### Problem description
Among the entries below, count the lines that contain the word "footprint". Write down only the total.

### Records for this task
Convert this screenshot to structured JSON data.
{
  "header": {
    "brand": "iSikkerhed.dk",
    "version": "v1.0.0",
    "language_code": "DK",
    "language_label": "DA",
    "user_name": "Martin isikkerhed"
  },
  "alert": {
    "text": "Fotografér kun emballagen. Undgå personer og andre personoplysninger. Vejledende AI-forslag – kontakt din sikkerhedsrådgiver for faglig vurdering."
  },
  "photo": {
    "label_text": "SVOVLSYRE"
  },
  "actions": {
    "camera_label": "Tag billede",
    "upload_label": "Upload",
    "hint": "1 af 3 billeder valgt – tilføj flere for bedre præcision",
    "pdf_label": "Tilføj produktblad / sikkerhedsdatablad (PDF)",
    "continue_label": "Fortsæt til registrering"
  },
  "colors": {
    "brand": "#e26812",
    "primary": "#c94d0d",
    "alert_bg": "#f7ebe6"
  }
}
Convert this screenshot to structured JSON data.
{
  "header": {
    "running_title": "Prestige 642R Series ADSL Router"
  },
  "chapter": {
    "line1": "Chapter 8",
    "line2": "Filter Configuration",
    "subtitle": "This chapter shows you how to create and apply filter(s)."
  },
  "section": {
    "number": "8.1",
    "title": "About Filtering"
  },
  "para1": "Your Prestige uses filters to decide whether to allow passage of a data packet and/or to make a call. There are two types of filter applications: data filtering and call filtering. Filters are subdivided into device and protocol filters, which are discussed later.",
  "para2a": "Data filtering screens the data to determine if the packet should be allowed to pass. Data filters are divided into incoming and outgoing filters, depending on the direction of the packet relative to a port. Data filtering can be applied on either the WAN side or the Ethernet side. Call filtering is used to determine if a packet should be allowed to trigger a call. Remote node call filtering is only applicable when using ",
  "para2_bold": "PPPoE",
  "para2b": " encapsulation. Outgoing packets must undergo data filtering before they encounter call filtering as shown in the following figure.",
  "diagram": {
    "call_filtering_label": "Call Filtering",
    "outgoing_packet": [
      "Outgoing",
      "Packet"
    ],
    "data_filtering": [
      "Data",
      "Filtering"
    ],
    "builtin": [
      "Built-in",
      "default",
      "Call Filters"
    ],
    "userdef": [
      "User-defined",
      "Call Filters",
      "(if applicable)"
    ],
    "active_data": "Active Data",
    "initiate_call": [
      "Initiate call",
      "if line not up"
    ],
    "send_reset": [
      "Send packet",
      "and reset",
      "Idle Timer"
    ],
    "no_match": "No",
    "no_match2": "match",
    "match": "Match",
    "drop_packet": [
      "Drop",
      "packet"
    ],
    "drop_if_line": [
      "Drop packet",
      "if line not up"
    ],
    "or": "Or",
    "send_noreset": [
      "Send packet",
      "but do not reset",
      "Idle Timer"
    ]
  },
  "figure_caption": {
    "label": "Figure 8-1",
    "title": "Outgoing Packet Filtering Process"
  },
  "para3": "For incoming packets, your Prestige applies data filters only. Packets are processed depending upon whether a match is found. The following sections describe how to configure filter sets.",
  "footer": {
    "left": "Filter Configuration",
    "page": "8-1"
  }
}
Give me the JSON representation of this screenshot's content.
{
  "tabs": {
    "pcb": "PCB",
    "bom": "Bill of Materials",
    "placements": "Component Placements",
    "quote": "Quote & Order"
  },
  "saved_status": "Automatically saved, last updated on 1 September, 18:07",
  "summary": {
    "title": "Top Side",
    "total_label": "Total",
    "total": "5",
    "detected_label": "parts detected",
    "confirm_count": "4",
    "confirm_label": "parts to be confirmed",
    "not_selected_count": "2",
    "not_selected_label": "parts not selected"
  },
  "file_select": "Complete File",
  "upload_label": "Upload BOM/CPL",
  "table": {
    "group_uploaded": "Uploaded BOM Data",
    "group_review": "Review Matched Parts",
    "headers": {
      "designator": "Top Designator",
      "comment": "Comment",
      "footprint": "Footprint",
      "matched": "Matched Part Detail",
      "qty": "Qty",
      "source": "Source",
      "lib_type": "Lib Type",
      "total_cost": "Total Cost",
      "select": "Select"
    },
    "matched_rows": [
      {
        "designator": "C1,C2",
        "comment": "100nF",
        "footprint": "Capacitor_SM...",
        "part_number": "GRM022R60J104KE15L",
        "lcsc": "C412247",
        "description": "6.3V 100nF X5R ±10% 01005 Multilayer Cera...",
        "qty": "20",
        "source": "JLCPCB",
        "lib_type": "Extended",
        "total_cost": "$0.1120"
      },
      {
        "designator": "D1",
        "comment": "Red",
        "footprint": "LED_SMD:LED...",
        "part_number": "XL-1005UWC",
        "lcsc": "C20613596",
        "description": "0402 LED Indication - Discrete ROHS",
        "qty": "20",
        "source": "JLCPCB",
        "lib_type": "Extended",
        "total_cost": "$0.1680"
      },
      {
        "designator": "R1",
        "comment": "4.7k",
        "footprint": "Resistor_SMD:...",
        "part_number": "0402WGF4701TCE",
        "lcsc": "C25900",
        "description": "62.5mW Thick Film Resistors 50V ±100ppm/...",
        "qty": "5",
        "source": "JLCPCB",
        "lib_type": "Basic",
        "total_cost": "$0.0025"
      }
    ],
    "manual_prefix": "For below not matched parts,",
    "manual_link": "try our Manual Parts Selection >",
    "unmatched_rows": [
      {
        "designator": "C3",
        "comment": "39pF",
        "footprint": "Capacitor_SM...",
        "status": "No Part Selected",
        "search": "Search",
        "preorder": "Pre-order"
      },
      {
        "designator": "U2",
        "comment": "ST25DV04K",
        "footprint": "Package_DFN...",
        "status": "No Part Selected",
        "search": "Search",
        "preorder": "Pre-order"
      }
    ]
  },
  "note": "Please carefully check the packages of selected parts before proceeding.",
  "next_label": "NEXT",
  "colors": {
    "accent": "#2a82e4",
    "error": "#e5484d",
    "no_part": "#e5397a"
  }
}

### Result of the task
6